The synod of bishops at the Ecumenical Patriarchate of Constantinople, meeting currently at the Phanar in Istanbul, Turkey, has rejected the list of three candidates for the position of Metropolitan of Chicago.
An official statement has not yet been made as information received by The Pappas Post came from within the meeting quarters, which is still in session.
The seat was vacated following the death of Metropolitan Iakovos of Chicago, who held the seat for more than 40 years.

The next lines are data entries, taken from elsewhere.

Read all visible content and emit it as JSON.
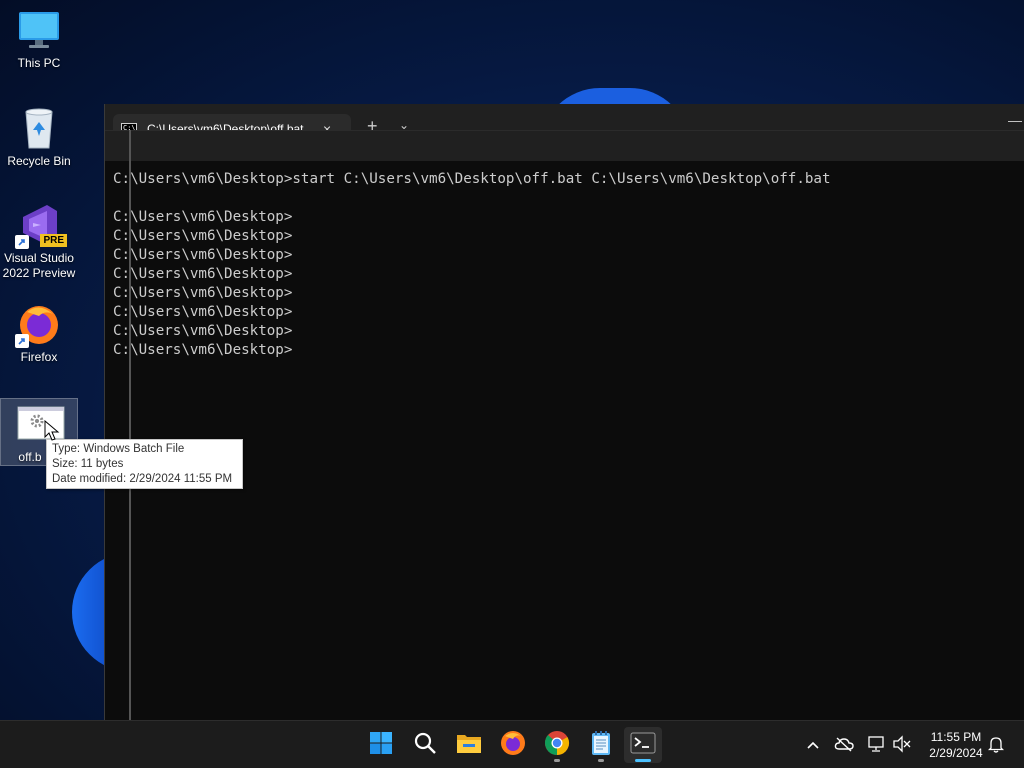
{
  "desktop": {
    "icons": [
      {
        "label": "This PC",
        "icon": "computer-icon"
      },
      {
        "label": "Recycle Bin",
        "icon": "recycle-bin-icon"
      },
      {
        "label": "Visual Studio 2022 Preview",
        "icon": "visual-studio-icon",
        "badge": "PRE"
      },
      {
        "label": "Firefox",
        "icon": "firefox-icon"
      },
      {
        "label": "off.bat",
        "display_label": "off.b",
        "icon": "batch-file-icon"
      }
    ]
  },
  "tooltip": {
    "type": "Type: Windows Batch File",
    "size": "Size: 11 bytes",
    "modified": "Date modified: 2/29/2024 11:55 PM"
  },
  "terminal": {
    "tab_title": "C:\\Users\\vm6\\Desktop\\off.bat",
    "tab_icon_text": "C:\\",
    "new_tab_label": "+",
    "dropdown_label": "⌄",
    "close_label": "×",
    "minimize_label": "—",
    "lines": [
      "C:\\Users\\vm6\\Desktop>start C:\\Users\\vm6\\Desktop\\off.bat C:\\Users\\vm6\\Desktop\\off.bat",
      "",
      "C:\\Users\\vm6\\Desktop>",
      "C:\\Users\\vm6\\Desktop>",
      "C:\\Users\\vm6\\Desktop>",
      "C:\\Users\\vm6\\Desktop>",
      "C:\\Users\\vm6\\Desktop>",
      "C:\\Users\\vm6\\Desktop>",
      "C:\\Users\\vm6\\Desktop>",
      "C:\\Users\\vm6\\Desktop>"
    ]
  },
  "taskbar": {
    "apps": [
      {
        "name": "start-button",
        "icon": "windows-logo-icon"
      },
      {
        "name": "search-button",
        "icon": "search-icon"
      },
      {
        "name": "file-explorer",
        "icon": "folder-icon"
      },
      {
        "name": "firefox",
        "icon": "firefox-icon"
      },
      {
        "name": "chrome",
        "icon": "chrome-icon"
      },
      {
        "name": "notepad",
        "icon": "notepad-icon"
      },
      {
        "name": "terminal",
        "icon": "terminal-icon",
        "active": true
      }
    ],
    "tray": {
      "overflow": "^",
      "time": "11:55 PM",
      "date": "2/29/2024"
    }
  },
  "colors": {
    "terminal_bg": "#0c0c0c",
    "terminal_text": "#cccccc",
    "taskbar_bg": "#1c1c1c",
    "accent": "#4cc2ff"
  }
}
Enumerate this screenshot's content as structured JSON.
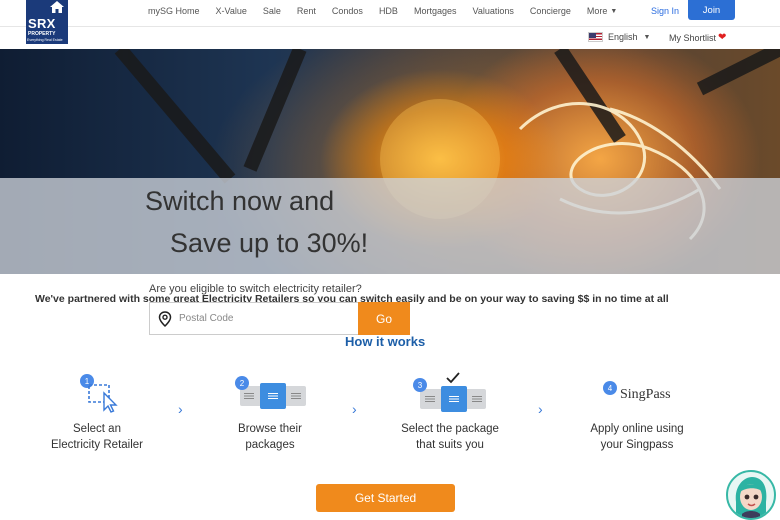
{
  "header": {
    "logo_text": "SRX",
    "logo_sub": "PROPERTY",
    "logo_tagline": "Everything Real Estate",
    "nav": [
      "mySG Home",
      "X-Value",
      "Sale",
      "Rent",
      "Condos",
      "HDB",
      "Mortgages",
      "Valuations",
      "Concierge"
    ],
    "more_label": "More",
    "signin_label": "Sign In",
    "join_label": "Join",
    "language_label": "English",
    "shortlist_label": "My Shortlist"
  },
  "hero": {
    "line1": "Switch now and",
    "line2": "Save up to 30%!"
  },
  "form": {
    "eligible_text": "Are you eligible to switch electricity retailer?",
    "partner_text": "We've partnered with some great Electricity Retailers so you can switch easily and be on your way to saving $$ in no time at all",
    "postal_placeholder": "Postal Code",
    "go_label": "Go"
  },
  "how": {
    "title": "How it works",
    "steps": [
      {
        "num": "1",
        "line1": "Select an",
        "line2": "Electricity Retailer"
      },
      {
        "num": "2",
        "line1": "Browse their",
        "line2": "packages"
      },
      {
        "num": "3",
        "line1": "Select the package",
        "line2": "that suits you"
      },
      {
        "num": "4",
        "line1": "Apply online using",
        "line2": "your Singpass"
      }
    ],
    "singpass_logo": "SingPass"
  },
  "cta_label": "Get Started",
  "colors": {
    "brand_navy": "#1b3a7a",
    "accent_orange": "#f08a1c",
    "link_blue": "#1d5fa8",
    "step_blue": "#4a8ae8"
  }
}
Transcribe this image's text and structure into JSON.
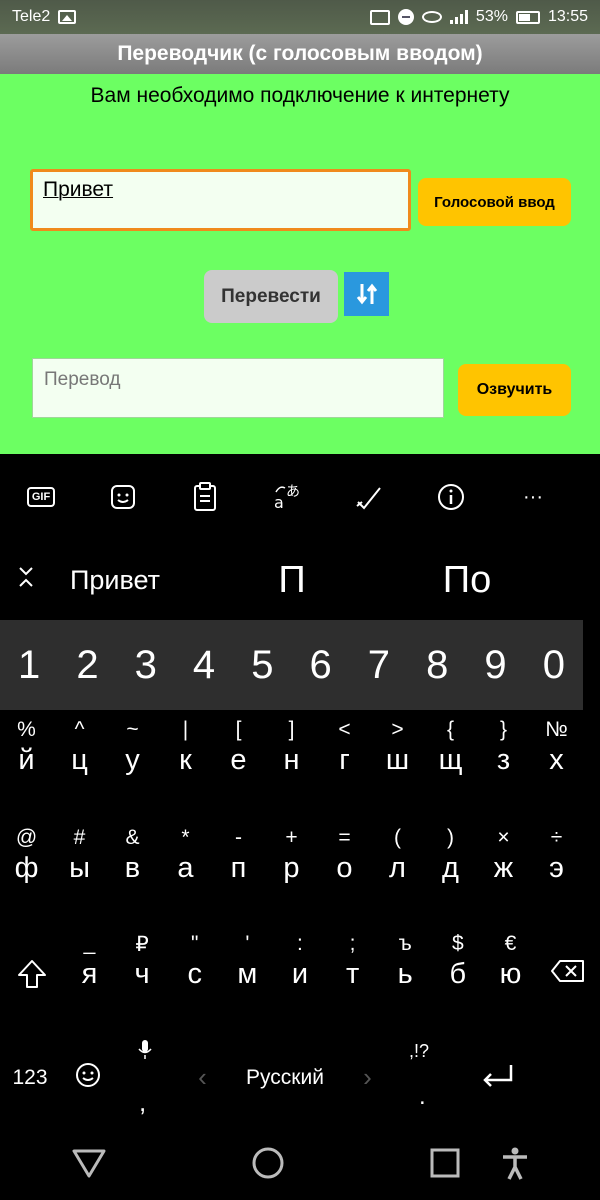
{
  "status_bar": {
    "carrier": "Tele2",
    "battery": "53%",
    "time": "13:55"
  },
  "app": {
    "title": "Переводчик (с голосовым вводом)",
    "notice": "Вам необходимо подключение к интернету",
    "input_value": "Привет",
    "voice_label": "Голосовой ввод",
    "translate_label": "Перевести",
    "output_placeholder": "Перевод",
    "speak_label": "Озвучить"
  },
  "keyboard": {
    "toolbar": [
      "gif-icon",
      "sticker-icon",
      "clipboard-icon",
      "translate-icon",
      "draw-icon",
      "info-icon",
      "more-icon"
    ],
    "gif_label": "GIF",
    "more_label": "···",
    "suggestions": [
      "Привет",
      "П",
      "По"
    ],
    "numbers": [
      "1",
      "2",
      "3",
      "4",
      "5",
      "6",
      "7",
      "8",
      "9",
      "0"
    ],
    "row1": {
      "secondary": [
        "%",
        "^",
        "~",
        "|",
        "[",
        "]",
        "<",
        ">",
        "{",
        "}",
        "№"
      ],
      "primary": [
        "й",
        "ц",
        "у",
        "к",
        "е",
        "н",
        "г",
        "ш",
        "щ",
        "з",
        "х"
      ]
    },
    "row2": {
      "secondary": [
        "@",
        "#",
        "&",
        "*",
        "-",
        "+",
        "=",
        "(",
        ")",
        "×",
        "÷"
      ],
      "primary": [
        "ф",
        "ы",
        "в",
        "а",
        "п",
        "р",
        "о",
        "л",
        "д",
        "ж",
        "э"
      ]
    },
    "row3": {
      "secondary": [
        "_",
        "₽",
        "\"",
        "'",
        ":",
        ";",
        "ъ",
        "$",
        "€"
      ],
      "primary": [
        "я",
        "ч",
        "с",
        "м",
        "и",
        "т",
        "ь",
        "б",
        "ю"
      ]
    },
    "bottom": {
      "symbols": "123",
      "comma": ",",
      "language": "Русский",
      "punct_top": ",!?",
      "period": "."
    }
  },
  "colors": {
    "app_background": "#6cff62",
    "accent_button": "#ffc400",
    "input_border": "#f08a1c",
    "swap_button": "#2a98de"
  }
}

The synod of American Metropolitans, comprising the hierarchs from the Metropolises of Boston, Pittsburgh, New Jersey, Atlanta, Detroit, Denver and San Francisco and presided over by Archbishop Demetrios of America, met in New York City on July 6 to deliberate and create what the Church calls a “triprosopon,” or list of three names.
These three names are then submitted to the Ecumenical Patriarchate of Constantinople for review by thy Synod and ultimate election of the new Metropolitan.
Traditionally, the Patriarchate’s synod selects the first name on the list, which in this case was Bishop Sebastian of Zela, who held the position of Secretary of the Holy Synod and Spiritual Advisor to the National Philoptochos Society at the Archdiocese in New York City.
In addition to Bishop Sebastian, the other two individuals on the list were Archimandrites Gerasimos Makris from Brooklyn, NY and George Nikas from Salt Lake City, UT.
But the Ecumenical Patriarchate has the right, according to church rules, to reject the three-person list and return it, without cause, explanation or reason.
A source at the Greek Orthodox Archdiocese of America who asked to remain anonymous due to the sensitivity of his position told The Pappas Post that there were “serious reservations” about the selection of Bishop Sebastian to the number one position on the list and ultimately as the new Metropolitan of Chicago.
“Chicago is the crown jewel of the American Church. What many people don’t understand is that the position of Metropolitan isn’t only ceremonial. There is so much more involved. You’re dealing with dozens of parishes, extensive travel, administrative and human resources challenges, not to mention tremendous pressure from various circles and camps both within and outside the church,” said the anonymous administrator at the Archdiocese in a confidential email.
He went on to say that many people throughout the country and in and around Chicago “had serious reservations about Bishop Sebastian’s stamina, capabilities and experience to handle such a prodigious and complex position like head of the Chicago Metropolis, given his limited administrative experience and his limited English language skills.”
There has been no official response from Archdiocesan headquarters in New York City but this will certainly create a rift between New York City and Istanbul, as it was widely regarded that Bishop Sebastian was the Archbishop’s personal choice and he lobbied heavily for his position on top of the list.